At a meeting of the Joint Iran-Bahrain Commission late last month, Iran and Bahrain signed a memorandum of understanding that includes a wide range of sectors such as oil, security, and finance. In an e-mail interview, Mehran Kamrava, interim dean of Georgetown University's School of Foreign Service in Qatar and director of the Center for International and Regional Studies, explains the context of current Iran-Bahrain relations. To read Kamrava's interview on Iran-UAE relations, click here.
WPR: What is the current state of Iran-Bahrain diplomatic relations?

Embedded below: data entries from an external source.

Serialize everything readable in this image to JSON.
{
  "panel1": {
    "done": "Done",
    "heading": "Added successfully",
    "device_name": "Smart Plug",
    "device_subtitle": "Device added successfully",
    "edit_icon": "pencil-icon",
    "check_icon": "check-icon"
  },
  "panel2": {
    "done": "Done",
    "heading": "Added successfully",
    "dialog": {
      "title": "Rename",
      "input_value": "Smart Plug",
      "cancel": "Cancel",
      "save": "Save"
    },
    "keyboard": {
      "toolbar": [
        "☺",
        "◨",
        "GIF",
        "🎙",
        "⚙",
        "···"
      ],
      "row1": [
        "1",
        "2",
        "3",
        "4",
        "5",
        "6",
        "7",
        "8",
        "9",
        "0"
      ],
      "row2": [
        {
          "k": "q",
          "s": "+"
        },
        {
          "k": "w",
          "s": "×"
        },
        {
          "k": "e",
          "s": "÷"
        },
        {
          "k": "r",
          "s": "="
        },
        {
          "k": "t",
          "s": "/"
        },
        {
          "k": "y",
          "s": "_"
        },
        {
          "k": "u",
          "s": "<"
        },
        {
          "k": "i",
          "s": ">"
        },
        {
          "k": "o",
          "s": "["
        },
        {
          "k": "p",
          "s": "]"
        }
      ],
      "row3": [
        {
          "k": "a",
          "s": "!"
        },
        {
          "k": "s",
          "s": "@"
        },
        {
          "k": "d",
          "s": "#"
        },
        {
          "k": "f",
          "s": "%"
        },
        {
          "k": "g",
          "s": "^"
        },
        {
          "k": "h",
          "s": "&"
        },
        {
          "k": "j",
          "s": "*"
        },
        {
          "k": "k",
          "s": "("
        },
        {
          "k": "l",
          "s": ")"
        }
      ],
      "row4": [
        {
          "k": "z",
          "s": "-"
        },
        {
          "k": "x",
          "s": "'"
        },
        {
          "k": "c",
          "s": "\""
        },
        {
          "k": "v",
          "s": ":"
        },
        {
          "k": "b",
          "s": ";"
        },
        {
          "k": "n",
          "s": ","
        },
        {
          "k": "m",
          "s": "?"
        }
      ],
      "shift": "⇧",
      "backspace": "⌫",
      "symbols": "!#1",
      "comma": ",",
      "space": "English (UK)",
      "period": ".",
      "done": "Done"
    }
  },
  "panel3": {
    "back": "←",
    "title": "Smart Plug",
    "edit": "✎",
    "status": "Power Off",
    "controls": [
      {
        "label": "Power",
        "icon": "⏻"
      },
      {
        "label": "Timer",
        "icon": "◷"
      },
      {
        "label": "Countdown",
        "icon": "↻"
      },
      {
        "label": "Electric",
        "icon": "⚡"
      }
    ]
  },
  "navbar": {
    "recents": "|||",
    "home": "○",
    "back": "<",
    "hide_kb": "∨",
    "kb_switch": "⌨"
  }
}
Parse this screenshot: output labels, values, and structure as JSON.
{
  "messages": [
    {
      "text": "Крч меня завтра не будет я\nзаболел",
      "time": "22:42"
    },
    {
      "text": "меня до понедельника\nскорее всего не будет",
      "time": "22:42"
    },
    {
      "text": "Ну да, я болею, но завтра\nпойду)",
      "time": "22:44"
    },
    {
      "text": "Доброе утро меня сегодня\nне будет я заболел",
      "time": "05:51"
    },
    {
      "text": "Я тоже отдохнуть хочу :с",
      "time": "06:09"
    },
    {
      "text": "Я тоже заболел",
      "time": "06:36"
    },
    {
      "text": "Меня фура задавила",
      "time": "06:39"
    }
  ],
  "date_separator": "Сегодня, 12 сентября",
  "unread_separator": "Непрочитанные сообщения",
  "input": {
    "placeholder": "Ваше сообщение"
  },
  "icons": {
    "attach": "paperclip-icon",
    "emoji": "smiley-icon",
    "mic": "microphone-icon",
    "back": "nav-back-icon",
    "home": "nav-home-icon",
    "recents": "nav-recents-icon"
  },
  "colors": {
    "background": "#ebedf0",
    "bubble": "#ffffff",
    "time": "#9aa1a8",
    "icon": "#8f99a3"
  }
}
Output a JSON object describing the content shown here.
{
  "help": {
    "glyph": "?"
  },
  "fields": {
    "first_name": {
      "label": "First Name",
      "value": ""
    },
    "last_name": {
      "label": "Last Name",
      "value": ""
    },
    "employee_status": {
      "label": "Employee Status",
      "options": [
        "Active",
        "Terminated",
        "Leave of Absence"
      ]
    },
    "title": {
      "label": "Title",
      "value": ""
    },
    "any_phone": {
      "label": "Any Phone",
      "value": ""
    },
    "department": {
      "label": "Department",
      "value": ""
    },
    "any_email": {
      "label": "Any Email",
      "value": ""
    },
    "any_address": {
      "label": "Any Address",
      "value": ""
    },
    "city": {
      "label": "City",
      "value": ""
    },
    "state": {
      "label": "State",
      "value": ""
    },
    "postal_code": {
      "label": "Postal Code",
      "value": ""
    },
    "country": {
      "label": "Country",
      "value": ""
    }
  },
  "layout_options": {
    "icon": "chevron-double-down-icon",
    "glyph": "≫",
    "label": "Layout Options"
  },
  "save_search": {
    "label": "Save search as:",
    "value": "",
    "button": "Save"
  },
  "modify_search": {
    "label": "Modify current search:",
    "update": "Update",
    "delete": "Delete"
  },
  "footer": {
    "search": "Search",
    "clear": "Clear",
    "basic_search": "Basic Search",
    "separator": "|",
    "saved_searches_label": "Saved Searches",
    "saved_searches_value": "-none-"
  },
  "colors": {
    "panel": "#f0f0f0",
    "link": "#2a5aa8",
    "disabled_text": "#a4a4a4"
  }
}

Mehran Kamrava: After some neglect of the importance of the GCC states in the first two to three years of his first term in office, President Mahmoud Ahmadinejad's administration has been keen to improve diplomatic and trade relations with the various states of the GCC, Bahrain included. There have been two areas of contention between Bahrain and Iran, although both have existed under the surface rather than as a pronounced feature of relations between the two countries. First, like the rest of the GCC, Bahrain is firmly under the protection of the U.S. security umbrella, being home to the U.S. Fifth Fleet and an important base for any potential U.S. military attack on Iran. Second, Bahrain has long had to contend with a tumultuous domestic political arena, with the country's Sunni monarchy lacking in popularity and widespread legitimacy among the island's majority Shiite population. Although evidence suggests that the popularity of Iran's Supreme Leader Ayatollah Khamenei has been on the decline among Bahraini Shiites, the Bahraini government does, nonetheless, look with skepticism and suspicion toward its theocratic neighbor to the north.